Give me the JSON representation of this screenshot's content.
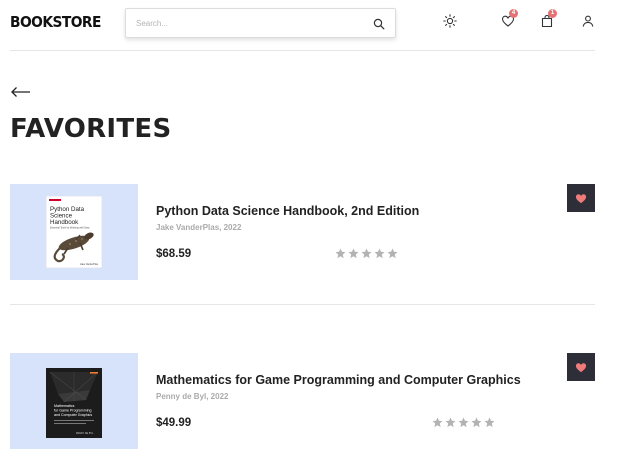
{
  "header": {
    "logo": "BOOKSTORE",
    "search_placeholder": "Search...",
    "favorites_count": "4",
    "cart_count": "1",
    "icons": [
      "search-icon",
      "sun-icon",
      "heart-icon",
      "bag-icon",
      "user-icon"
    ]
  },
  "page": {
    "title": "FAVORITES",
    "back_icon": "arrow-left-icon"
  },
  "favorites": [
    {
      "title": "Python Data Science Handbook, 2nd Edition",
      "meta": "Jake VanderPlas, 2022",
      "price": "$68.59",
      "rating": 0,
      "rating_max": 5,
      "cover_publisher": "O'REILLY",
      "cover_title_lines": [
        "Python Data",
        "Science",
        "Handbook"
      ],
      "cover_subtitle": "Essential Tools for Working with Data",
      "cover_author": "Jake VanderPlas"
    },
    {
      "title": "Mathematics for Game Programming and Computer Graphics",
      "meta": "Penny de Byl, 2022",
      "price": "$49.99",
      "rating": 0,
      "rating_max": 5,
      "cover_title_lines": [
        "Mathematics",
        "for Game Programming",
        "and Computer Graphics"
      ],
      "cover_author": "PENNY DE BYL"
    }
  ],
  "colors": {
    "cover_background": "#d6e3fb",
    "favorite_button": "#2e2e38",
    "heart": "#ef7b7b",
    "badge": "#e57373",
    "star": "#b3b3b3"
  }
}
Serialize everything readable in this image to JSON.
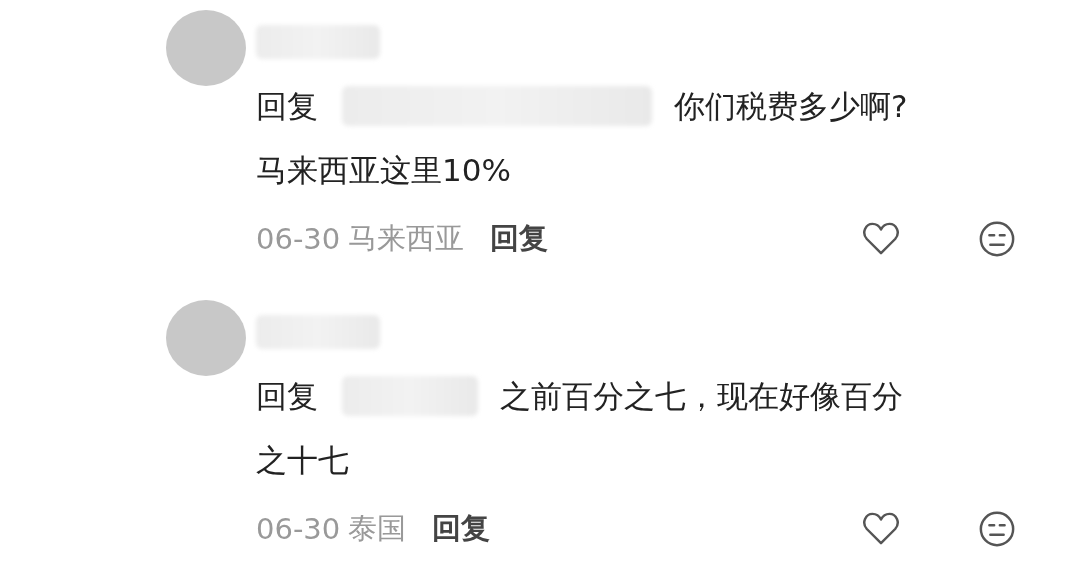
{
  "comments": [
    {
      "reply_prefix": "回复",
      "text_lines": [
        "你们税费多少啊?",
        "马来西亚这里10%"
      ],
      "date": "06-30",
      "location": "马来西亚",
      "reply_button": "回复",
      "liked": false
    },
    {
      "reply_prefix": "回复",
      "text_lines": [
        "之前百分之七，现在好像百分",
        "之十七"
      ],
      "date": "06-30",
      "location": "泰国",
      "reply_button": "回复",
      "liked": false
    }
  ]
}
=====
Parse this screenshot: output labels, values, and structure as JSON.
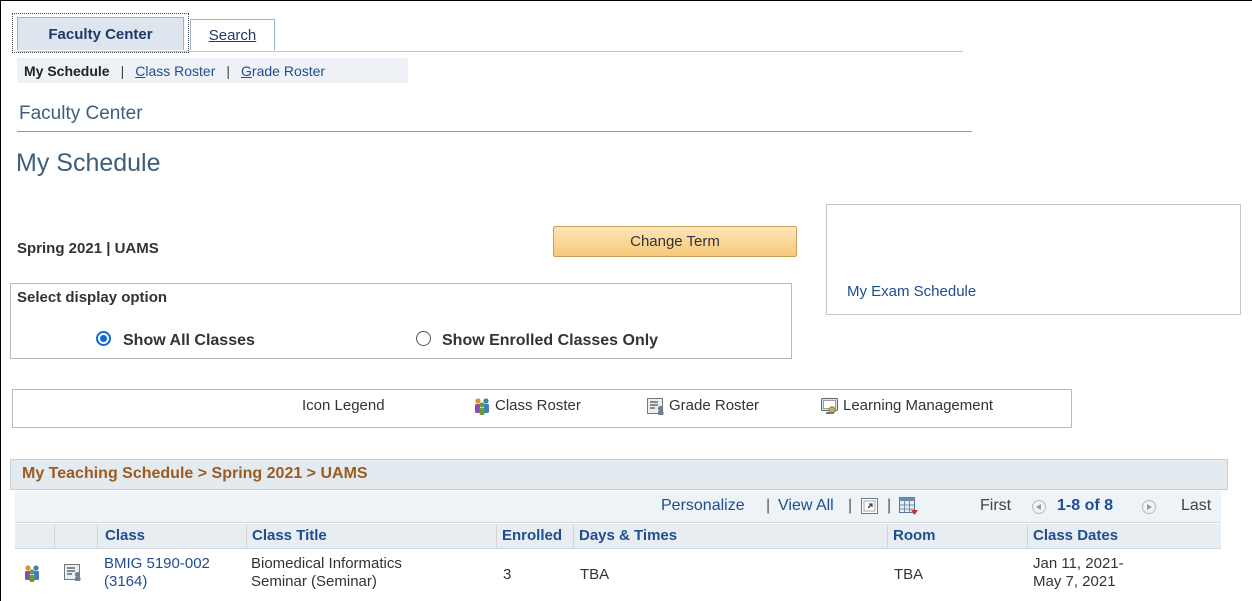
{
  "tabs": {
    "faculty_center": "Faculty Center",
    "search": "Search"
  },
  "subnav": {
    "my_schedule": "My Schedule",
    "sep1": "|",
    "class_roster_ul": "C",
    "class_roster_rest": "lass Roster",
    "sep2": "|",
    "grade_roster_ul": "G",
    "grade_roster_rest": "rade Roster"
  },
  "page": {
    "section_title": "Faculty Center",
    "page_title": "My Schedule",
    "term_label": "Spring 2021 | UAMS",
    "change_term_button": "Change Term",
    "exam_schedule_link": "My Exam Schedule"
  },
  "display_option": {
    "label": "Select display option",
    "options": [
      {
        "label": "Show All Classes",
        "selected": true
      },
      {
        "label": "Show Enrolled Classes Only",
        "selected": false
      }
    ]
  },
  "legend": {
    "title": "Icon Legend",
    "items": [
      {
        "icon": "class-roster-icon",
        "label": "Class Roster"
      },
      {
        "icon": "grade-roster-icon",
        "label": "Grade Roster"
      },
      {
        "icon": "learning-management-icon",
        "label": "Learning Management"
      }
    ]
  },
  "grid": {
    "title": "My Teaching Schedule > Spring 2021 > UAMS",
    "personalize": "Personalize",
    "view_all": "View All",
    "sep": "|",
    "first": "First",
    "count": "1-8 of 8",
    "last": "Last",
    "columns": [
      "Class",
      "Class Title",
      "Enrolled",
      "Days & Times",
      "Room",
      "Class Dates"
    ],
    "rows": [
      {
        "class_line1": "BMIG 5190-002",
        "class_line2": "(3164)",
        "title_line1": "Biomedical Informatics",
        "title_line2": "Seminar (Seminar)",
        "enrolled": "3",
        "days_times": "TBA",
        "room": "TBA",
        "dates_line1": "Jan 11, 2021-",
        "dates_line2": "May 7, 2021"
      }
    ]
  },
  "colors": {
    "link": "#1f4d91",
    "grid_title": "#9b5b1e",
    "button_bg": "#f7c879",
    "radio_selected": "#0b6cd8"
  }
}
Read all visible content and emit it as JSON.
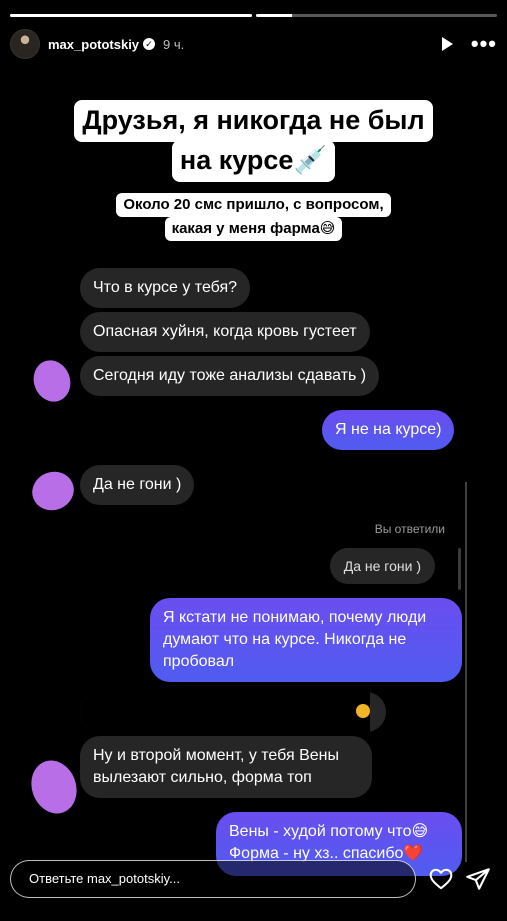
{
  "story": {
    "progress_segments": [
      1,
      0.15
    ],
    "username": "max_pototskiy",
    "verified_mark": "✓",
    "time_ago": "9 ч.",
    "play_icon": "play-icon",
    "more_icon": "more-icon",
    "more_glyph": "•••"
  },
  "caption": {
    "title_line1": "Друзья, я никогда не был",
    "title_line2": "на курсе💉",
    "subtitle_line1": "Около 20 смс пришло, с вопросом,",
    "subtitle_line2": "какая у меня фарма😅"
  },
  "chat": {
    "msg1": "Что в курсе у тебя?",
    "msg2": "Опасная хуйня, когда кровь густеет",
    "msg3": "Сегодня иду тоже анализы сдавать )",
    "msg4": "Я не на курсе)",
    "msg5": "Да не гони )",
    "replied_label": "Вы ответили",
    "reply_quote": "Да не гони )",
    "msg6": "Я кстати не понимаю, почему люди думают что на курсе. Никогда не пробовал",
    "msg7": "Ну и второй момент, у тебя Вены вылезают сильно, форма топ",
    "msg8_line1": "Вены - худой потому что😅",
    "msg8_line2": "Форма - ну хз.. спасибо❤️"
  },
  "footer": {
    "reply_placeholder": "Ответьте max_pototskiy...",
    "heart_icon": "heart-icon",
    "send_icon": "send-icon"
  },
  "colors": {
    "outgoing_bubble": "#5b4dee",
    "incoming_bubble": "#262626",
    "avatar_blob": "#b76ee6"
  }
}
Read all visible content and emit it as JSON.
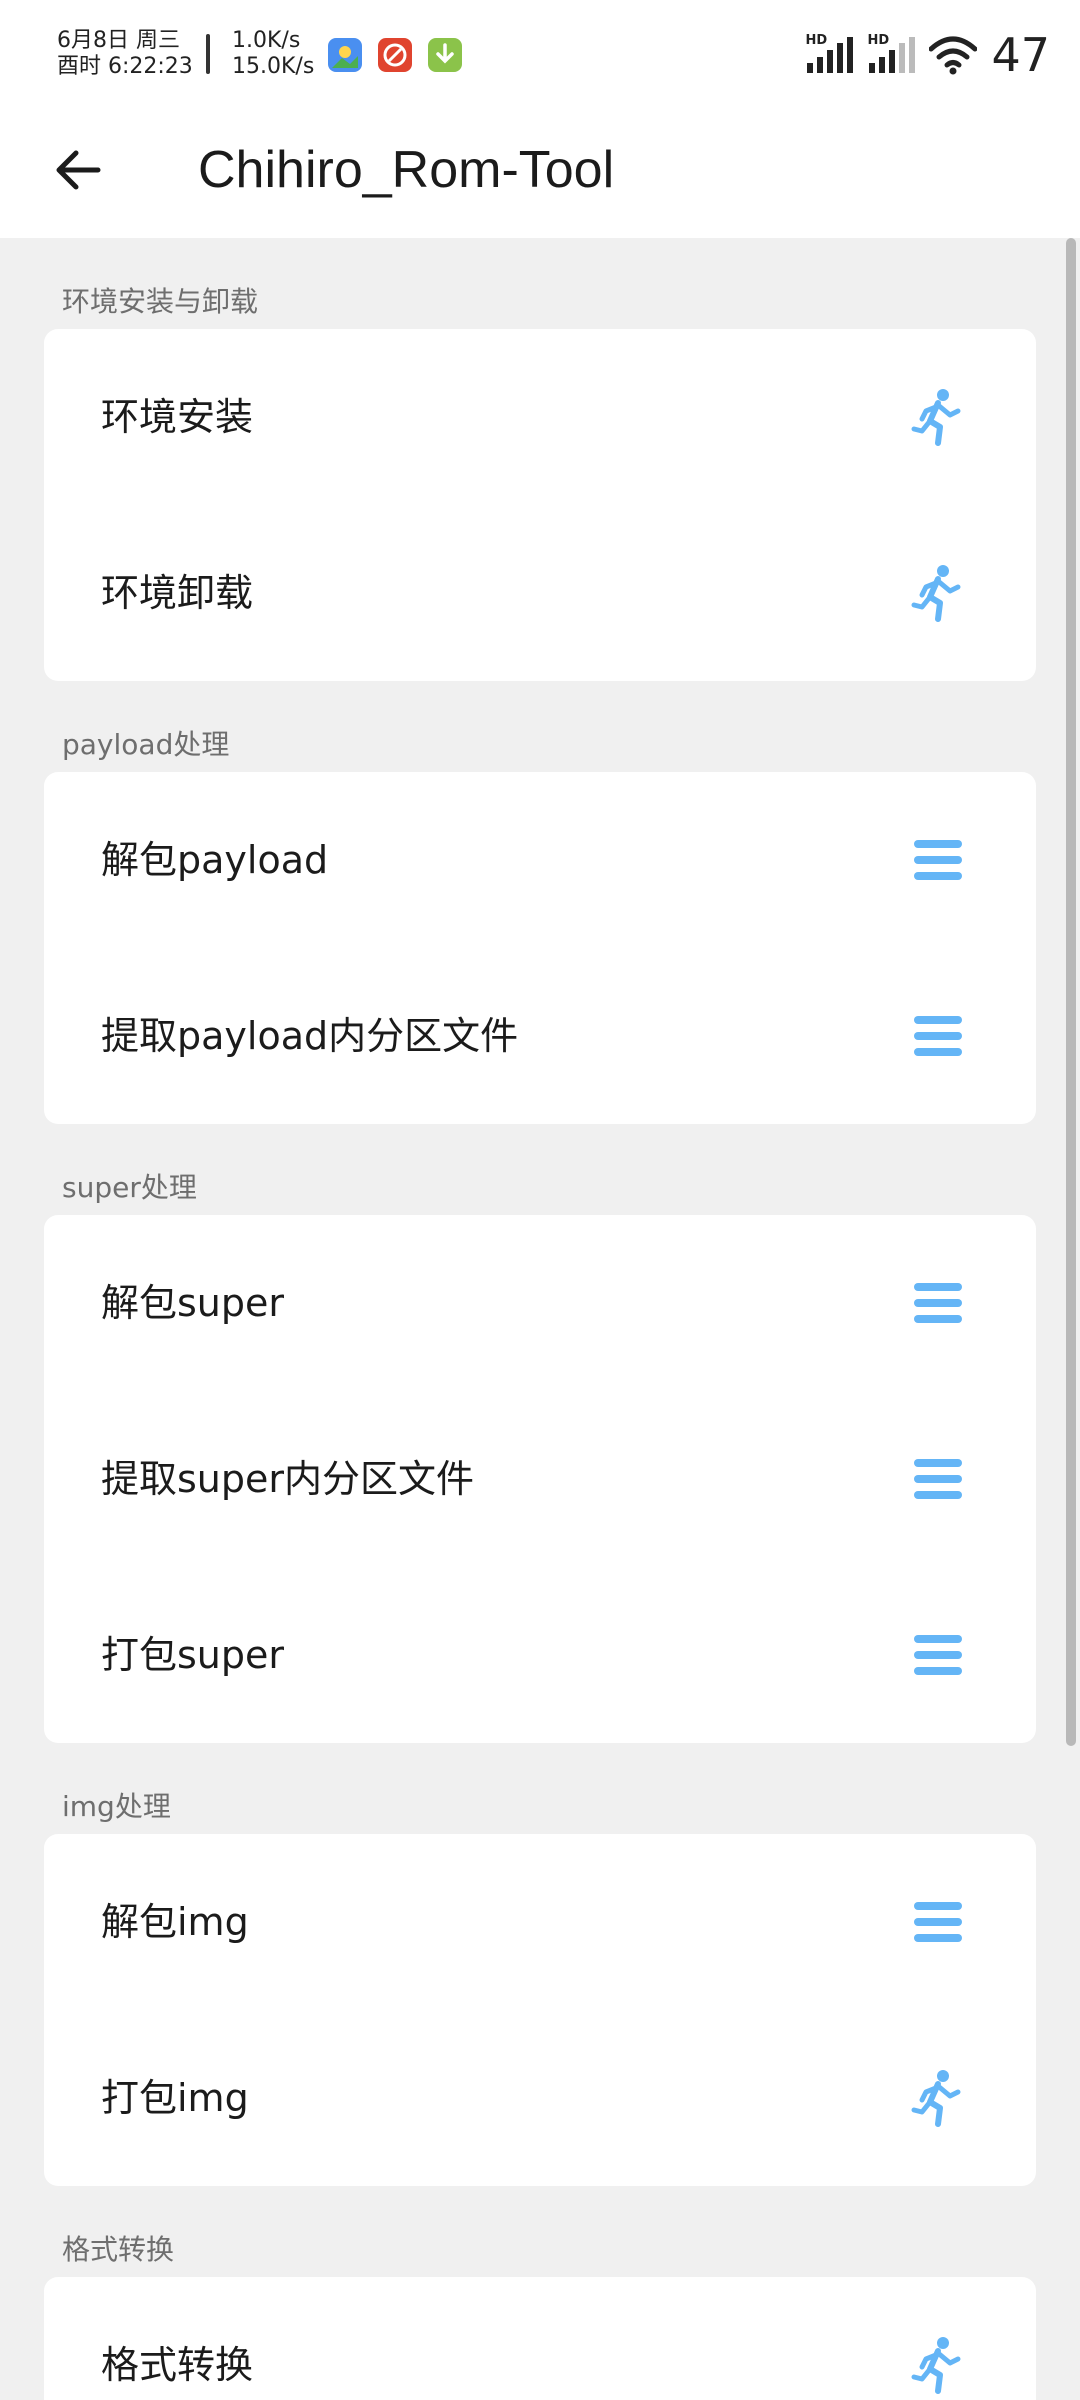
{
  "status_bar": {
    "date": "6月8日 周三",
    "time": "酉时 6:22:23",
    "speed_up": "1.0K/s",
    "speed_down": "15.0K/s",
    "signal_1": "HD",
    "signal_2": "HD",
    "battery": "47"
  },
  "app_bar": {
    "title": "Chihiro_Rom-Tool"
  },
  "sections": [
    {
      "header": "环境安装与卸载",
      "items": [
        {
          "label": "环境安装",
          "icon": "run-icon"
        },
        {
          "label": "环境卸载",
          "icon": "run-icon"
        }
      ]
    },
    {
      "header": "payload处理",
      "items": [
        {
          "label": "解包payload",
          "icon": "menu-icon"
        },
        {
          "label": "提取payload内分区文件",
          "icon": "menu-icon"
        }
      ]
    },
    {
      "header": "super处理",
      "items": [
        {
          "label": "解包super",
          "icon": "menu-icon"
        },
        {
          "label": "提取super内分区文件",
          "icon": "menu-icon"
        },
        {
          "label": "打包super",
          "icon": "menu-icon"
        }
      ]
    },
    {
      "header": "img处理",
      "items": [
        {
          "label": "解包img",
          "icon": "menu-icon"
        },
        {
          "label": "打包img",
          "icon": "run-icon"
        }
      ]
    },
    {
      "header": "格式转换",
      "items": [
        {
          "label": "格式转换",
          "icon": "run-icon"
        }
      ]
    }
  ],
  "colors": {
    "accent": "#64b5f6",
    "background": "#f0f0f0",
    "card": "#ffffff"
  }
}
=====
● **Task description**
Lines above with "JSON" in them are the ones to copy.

● **Exercise response**
Give me the JSON representation of this screenshot's content.
Serialize everything readable in this image to JSON.
Parse this screenshot: output labels, values, and structure as JSON.
Read all visible content and emit it as JSON.
Read all visible content and emit it as JSON.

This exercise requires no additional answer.